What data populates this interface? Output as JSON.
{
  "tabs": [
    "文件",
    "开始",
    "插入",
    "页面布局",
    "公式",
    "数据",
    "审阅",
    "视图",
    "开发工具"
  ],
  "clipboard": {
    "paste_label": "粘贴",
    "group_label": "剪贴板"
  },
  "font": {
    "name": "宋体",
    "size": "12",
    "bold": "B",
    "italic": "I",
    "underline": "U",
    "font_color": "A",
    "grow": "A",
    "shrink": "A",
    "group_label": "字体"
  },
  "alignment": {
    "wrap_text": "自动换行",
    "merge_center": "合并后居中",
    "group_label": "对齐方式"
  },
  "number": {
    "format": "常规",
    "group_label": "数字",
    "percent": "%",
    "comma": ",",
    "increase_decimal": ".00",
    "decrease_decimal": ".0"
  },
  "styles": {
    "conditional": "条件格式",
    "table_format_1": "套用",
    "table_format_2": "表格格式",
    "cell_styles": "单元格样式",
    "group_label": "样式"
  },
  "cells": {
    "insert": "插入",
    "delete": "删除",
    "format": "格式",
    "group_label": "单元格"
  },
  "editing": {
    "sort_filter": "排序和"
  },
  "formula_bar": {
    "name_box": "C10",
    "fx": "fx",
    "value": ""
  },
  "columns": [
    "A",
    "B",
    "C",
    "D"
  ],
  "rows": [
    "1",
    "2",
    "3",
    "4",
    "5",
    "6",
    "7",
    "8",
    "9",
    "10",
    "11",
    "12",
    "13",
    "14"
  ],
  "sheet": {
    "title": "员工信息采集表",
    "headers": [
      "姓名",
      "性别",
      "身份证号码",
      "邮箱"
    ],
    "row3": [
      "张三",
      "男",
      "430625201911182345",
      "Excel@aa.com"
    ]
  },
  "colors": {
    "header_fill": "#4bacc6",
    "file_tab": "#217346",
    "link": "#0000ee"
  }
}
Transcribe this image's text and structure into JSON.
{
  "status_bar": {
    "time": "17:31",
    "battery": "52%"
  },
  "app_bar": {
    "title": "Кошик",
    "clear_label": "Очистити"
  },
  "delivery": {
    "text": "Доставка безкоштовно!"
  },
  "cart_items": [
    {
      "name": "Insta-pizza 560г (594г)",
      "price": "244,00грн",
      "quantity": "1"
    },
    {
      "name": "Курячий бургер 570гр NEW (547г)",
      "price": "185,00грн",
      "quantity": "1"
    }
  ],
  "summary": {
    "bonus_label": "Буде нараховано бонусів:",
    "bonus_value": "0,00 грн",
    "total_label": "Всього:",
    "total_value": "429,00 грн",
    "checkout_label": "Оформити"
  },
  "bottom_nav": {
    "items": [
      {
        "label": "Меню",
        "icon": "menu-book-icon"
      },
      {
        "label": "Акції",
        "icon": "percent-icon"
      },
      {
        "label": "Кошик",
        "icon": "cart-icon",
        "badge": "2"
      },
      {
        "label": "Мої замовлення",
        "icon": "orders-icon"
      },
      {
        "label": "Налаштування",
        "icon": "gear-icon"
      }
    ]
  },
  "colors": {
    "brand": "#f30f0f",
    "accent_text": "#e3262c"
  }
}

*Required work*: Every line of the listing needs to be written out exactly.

*Solved problem*:
What data populates this interface? Output as JSON.
{
  "tabs": [
    "文件",
    "开始",
    "插入",
    "页面布局",
    "公式",
    "数据",
    "审阅",
    "视图",
    "开发工具"
  ],
  "clipboard": {
    "paste_label": "粘贴",
    "group_label": "剪贴板"
  },
  "font": {
    "name": "宋体",
    "size": "12",
    "bold": "B",
    "italic": "I",
    "underline": "U",
    "font_color": "A",
    "grow": "A",
    "shrink": "A",
    "group_label": "字体"
  },
  "alignment": {
    "wrap_text": "自动换行",
    "merge_center": "合并后居中",
    "group_label": "对齐方式"
  },
  "number": {
    "format": "常规",
    "group_label": "数字",
    "percent": "%",
    "comma": ",",
    "increase_decimal": ".00",
    "decrease_decimal": ".0"
  },
  "styles": {
    "conditional": "条件格式",
    "table_format_1": "套用",
    "table_format_2": "表格格式",
    "cell_styles": "单元格样式",
    "group_label": "样式"
  },
  "cells": {
    "insert": "插入",
    "delete": "删除",
    "format": "格式",
    "group_label": "单元格"
  },
  "editing": {
    "sort_filter": "排序和"
  },
  "formula_bar": {
    "name_box": "C10",
    "fx": "fx",
    "value": ""
  },
  "columns": [
    "A",
    "B",
    "C",
    "D"
  ],
  "rows": [
    "1",
    "2",
    "3",
    "4",
    "5",
    "6",
    "7",
    "8",
    "9",
    "10",
    "11",
    "12",
    "13",
    "14"
  ],
  "sheet": {
    "title": "员工信息采集表",
    "headers": [
      "姓名",
      "性别",
      "身份证号码",
      "邮箱"
    ],
    "row3": [
      "张三",
      "男",
      "430625201911182345",
      "Excel@aa.com"
    ]
  },
  "colors": {
    "header_fill": "#4bacc6",
    "file_tab": "#217346",
    "link": "#0000ee"
  }
}
Transcribe this image's text and structure into JSON.
{
  "status_bar": {
    "time": "17:31",
    "battery": "52%"
  },
  "app_bar": {
    "title": "Кошик",
    "clear_label": "Очистити"
  },
  "delivery": {
    "text": "Доставка безкоштовно!"
  },
  "cart_items": [
    {
      "name": "Insta-pizza 560г (594г)",
      "price": "244,00грн",
      "quantity": "1"
    },
    {
      "name": "Курячий бургер 570гр NEW (547г)",
      "price": "185,00грн",
      "quantity": "1"
    }
  ],
  "summary": {
    "bonus_label": "Буде нараховано бонусів:",
    "bonus_value": "0,00 грн",
    "total_label": "Всього:",
    "total_value": "429,00 грн",
    "checkout_label": "Оформити"
  },
  "bottom_nav": {
    "items": [
      {
        "label": "Меню",
        "icon": "menu-book-icon"
      },
      {
        "label": "Акції",
        "icon": "percent-icon"
      },
      {
        "label": "Кошик",
        "icon": "cart-icon",
        "badge": "2"
      },
      {
        "label": "Мої замовлення",
        "icon": "orders-icon"
      },
      {
        "label": "Налаштування",
        "icon": "gear-icon"
      }
    ]
  },
  "colors": {
    "brand": "#f30f0f",
    "accent_text": "#e3262c"
  }
}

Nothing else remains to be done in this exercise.